Montana State University Extension and the Montana Stockgrowers Association distinguished 127 “Steers of Merit” out of 1,120 entries for 2017. Out of 762 steers entered in the Carcass Division, 91 were deemed Steers of Merit. In the Ultrasound Division, 36 out of 358 entries received the distinction.

The exhibitors and breeders of the top five steers in each category were honored at MSGA’s Annual Convention. The top five steer entries in the Carcass Division were 1. Tracy Pauley, Beaverhead County (Probst Livestock, breeder); 2. Sydney O’Neil, Hill County (Chad and Steph Murnin, breeder); 3. Walker Lee, Wheatland County (breeder unknown); 4. Joel Longie, Beaverhead County (Vanek Cattle, breeder); and 5. Hallie Massey, Flathead County (Mark Passmore, breeder).

The top five steer entries in the Ultrasound Division were 1. Rowan Ellingson, Richland County (Gartner Denowh Angus Ranch, breeder); 2. Kaleb Flowers, Yellowstone County (breeder unknown); 3. Amy Grevious, Gallatin County (Jake Callantin/Timberline Angus Ranch, breeder); 4. Anna Kraft, Yellowstone County (Brad Kraft, breeder); and 5. Logan Mydland, Yellowstone County (breeder unknown).

The number of Steer of Merit certifications for 2017 increased by 21 steers. There were 197 more entries submitted compared to 2016.

The Montana Steer of Merit program was initiated in 1967 as a joint effort between the Montana Stockgrowers Association and Montana State University Extension. The program was designed to measure, record and improve carcass characteristics in beef cattle. Data from these carcasses has been summarized and analyzed statistically. Over time, significant increases have been made in quality and yield grade, or cutability, indicating that cattle can be selected for leaner carcasses with higher cutability and still maintain high-quality grade as reflected by marbling.

To be designated a Steer of Merit, carcasses are evaluated by a qualified individual using information that relates to yield of lean meat and eating quality. Beef carcasses must meet criteria set by the Steer of Merit Committee in the areas of hot carcass weight, dressing percent, fat thickness over 12th rib (back fat), total ribeye area, yield grade, percent cutability and quality grade. Computer software programs help compile data and rank carcasses for state and county awards. Data is also analyzed periodically to track genetic and feed management progress.
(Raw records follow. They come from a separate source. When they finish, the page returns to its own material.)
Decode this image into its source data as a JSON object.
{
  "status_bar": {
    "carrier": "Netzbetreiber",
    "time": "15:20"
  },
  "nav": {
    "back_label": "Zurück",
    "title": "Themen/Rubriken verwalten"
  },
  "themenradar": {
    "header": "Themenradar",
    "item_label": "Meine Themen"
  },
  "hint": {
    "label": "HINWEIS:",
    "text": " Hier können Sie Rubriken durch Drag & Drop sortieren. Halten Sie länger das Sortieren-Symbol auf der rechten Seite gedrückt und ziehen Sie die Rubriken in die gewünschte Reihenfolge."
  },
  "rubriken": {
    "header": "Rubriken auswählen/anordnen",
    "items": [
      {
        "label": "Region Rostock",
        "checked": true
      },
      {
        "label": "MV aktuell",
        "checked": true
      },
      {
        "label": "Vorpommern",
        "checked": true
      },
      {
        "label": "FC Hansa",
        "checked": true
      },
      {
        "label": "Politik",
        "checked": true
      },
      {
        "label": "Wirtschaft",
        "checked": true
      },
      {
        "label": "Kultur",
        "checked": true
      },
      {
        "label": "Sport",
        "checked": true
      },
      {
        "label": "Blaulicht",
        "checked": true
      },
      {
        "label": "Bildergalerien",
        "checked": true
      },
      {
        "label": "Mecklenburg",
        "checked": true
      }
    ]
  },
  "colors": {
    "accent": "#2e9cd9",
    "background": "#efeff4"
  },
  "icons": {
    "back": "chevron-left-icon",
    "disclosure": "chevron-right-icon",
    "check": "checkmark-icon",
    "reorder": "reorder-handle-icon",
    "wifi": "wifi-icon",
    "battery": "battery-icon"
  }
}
The minimum standards for Steer of Merit are reviewed each year and the program is updated to meet the changing industry standards.

For more information about the Steer of Merit program call Megan Van Emon, Montana State Extension Beef Cattle specialist at 406-874-8286.